▶ [THE PROBLEM]: From the data below, report how many lines contain the word "type", giving the number and nothing else.

▶ [STUDY MATERIAL]:

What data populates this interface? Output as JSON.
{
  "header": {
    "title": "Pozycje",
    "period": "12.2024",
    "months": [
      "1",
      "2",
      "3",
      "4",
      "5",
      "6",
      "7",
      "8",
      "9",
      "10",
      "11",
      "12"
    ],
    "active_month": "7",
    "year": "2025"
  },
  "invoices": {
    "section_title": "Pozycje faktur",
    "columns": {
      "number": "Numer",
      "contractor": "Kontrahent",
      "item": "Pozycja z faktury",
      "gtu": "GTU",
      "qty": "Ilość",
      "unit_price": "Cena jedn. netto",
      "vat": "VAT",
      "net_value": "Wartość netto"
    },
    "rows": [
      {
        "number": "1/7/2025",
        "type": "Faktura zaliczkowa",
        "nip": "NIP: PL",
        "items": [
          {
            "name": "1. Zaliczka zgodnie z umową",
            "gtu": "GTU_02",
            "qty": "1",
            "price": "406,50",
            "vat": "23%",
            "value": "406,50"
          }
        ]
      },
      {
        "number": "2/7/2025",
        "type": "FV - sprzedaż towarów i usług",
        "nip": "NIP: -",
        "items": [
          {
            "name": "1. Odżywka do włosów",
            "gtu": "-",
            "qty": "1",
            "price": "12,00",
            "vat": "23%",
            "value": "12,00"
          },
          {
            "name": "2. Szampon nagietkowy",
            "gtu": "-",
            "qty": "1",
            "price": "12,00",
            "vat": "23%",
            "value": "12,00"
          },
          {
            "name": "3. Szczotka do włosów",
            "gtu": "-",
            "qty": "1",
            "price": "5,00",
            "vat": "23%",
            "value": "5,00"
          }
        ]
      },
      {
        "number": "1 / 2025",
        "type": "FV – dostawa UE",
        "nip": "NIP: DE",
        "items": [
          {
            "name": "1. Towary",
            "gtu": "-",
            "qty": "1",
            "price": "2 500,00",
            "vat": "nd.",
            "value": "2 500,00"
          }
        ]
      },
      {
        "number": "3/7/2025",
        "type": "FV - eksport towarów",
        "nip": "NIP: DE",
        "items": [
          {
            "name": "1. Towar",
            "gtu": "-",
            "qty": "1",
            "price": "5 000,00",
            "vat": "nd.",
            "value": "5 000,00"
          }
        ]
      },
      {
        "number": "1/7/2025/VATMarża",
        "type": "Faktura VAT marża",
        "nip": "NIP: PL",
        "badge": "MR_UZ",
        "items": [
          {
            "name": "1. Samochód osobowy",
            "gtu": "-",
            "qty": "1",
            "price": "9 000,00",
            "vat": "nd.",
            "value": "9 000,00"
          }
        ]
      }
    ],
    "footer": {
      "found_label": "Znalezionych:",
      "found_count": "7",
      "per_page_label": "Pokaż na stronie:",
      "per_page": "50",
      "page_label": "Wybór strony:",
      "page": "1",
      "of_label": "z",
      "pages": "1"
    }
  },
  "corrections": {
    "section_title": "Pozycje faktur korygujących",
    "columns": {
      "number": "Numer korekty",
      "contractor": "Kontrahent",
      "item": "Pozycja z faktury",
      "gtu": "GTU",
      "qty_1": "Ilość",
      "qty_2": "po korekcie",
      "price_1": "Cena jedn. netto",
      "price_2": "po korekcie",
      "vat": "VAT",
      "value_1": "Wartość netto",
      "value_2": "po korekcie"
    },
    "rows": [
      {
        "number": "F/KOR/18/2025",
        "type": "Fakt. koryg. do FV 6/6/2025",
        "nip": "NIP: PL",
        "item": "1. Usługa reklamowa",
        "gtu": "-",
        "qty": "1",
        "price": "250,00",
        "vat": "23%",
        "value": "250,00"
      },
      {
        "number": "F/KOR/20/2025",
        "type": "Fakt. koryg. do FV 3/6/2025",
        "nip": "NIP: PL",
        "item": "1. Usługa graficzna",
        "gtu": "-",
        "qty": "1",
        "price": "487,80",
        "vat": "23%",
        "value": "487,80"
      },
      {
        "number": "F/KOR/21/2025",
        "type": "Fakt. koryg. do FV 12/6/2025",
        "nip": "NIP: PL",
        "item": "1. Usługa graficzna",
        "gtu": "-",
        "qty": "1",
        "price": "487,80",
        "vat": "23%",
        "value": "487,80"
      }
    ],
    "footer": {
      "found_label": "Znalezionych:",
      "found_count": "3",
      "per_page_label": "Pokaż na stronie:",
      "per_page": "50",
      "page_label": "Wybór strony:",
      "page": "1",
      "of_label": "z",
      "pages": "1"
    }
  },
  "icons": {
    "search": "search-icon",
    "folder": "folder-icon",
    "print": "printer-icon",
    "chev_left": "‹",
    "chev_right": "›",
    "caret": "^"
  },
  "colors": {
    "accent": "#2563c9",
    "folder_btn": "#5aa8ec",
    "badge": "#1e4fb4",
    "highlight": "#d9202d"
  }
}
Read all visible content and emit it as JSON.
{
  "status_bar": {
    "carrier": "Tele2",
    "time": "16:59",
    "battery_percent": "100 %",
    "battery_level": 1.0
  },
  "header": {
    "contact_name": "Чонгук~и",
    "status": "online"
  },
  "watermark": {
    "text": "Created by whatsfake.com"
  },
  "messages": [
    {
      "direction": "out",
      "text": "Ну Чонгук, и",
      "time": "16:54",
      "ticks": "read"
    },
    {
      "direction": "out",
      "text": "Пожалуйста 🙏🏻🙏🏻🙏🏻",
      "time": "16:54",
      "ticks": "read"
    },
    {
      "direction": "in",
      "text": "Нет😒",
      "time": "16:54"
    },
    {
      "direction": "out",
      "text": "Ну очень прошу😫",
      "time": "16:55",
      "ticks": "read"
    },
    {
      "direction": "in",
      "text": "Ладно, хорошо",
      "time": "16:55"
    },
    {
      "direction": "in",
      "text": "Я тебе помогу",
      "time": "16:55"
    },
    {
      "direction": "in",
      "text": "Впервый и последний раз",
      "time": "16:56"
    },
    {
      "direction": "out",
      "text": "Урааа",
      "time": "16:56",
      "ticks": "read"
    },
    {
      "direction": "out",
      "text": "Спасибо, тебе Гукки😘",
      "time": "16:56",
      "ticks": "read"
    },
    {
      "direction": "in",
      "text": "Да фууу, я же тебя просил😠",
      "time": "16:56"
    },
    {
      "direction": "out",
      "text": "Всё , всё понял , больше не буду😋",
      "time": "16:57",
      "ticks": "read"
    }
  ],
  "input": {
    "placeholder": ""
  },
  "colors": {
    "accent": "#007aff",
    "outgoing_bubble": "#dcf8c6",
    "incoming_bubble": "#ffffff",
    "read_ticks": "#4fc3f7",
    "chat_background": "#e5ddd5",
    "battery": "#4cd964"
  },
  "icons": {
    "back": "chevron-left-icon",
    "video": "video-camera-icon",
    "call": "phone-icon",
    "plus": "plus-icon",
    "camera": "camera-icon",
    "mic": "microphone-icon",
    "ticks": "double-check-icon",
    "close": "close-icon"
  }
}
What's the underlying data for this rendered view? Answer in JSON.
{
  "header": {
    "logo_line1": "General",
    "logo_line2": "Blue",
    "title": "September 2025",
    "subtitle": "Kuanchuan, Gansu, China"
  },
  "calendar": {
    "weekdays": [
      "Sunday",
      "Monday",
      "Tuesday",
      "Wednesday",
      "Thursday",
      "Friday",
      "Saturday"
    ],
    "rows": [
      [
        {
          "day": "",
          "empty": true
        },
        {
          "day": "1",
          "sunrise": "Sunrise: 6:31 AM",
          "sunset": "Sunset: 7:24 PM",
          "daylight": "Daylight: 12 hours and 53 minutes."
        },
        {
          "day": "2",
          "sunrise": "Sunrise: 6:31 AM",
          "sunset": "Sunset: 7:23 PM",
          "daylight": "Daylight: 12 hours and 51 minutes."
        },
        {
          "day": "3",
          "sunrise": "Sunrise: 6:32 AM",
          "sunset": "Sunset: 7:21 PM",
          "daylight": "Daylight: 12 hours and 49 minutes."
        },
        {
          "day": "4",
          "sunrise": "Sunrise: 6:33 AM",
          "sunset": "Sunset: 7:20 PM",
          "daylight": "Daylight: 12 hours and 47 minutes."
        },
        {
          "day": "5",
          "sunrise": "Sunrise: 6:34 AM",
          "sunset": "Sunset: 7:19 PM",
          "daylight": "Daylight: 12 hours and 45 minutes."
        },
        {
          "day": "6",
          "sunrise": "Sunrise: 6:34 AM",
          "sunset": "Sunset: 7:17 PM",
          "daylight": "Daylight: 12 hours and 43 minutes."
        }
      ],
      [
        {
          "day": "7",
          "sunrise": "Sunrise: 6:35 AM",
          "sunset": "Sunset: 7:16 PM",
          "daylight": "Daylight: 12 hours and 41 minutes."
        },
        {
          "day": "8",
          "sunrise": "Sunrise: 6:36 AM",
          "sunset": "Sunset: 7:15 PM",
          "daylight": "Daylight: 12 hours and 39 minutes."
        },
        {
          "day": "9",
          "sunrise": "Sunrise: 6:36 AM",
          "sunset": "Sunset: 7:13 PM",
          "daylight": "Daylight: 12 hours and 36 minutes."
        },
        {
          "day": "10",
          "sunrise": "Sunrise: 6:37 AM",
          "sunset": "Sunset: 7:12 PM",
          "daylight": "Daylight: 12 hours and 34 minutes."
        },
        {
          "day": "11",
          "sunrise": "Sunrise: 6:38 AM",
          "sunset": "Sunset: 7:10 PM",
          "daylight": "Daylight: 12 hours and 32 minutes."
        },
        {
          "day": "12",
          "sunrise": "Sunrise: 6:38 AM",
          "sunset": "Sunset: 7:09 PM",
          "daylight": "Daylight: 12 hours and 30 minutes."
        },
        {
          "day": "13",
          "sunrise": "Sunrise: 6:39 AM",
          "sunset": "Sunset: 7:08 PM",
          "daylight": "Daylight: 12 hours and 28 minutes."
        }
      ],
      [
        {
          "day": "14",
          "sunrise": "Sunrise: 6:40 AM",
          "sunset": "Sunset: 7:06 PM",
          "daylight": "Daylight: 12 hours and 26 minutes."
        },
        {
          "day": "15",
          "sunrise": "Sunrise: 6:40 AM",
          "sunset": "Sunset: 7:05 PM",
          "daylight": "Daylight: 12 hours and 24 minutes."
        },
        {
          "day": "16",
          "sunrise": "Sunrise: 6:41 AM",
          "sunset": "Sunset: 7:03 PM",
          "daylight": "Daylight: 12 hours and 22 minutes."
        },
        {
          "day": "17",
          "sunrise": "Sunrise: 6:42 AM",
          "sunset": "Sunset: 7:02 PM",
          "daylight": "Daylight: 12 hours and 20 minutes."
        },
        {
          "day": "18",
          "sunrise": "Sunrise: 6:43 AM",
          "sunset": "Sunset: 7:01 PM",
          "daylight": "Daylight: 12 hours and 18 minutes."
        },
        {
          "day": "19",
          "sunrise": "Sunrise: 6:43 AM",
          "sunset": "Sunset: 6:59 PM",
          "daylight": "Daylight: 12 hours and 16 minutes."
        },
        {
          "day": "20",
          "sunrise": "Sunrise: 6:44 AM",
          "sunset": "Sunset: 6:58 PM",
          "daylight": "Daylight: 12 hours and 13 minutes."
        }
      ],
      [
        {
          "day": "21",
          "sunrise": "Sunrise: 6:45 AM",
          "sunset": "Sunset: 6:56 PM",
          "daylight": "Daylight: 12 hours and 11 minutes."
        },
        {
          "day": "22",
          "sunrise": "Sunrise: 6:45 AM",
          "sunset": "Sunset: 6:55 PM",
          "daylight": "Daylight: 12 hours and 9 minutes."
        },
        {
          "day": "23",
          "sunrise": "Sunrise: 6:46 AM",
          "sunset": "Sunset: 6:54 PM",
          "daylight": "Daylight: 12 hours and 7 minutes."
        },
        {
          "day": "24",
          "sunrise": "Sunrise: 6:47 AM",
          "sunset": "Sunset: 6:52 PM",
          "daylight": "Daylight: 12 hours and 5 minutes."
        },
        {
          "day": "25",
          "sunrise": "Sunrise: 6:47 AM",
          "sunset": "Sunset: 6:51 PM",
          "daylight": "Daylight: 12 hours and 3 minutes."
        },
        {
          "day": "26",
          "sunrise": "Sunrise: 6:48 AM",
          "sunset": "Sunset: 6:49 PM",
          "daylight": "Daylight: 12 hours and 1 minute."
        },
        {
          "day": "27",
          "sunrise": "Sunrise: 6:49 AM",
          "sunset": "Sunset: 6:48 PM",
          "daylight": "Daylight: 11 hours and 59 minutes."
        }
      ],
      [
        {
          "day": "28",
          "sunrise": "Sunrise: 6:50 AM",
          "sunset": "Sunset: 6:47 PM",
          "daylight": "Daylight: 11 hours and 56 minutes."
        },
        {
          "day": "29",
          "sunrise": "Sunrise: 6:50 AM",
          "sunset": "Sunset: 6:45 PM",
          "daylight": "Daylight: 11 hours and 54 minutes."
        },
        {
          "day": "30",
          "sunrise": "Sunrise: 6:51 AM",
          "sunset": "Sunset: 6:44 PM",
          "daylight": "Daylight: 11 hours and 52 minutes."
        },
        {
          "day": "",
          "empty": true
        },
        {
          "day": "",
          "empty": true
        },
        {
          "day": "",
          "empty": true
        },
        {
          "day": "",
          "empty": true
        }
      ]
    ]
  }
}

▶ [REPLY TO THE TASK]: 8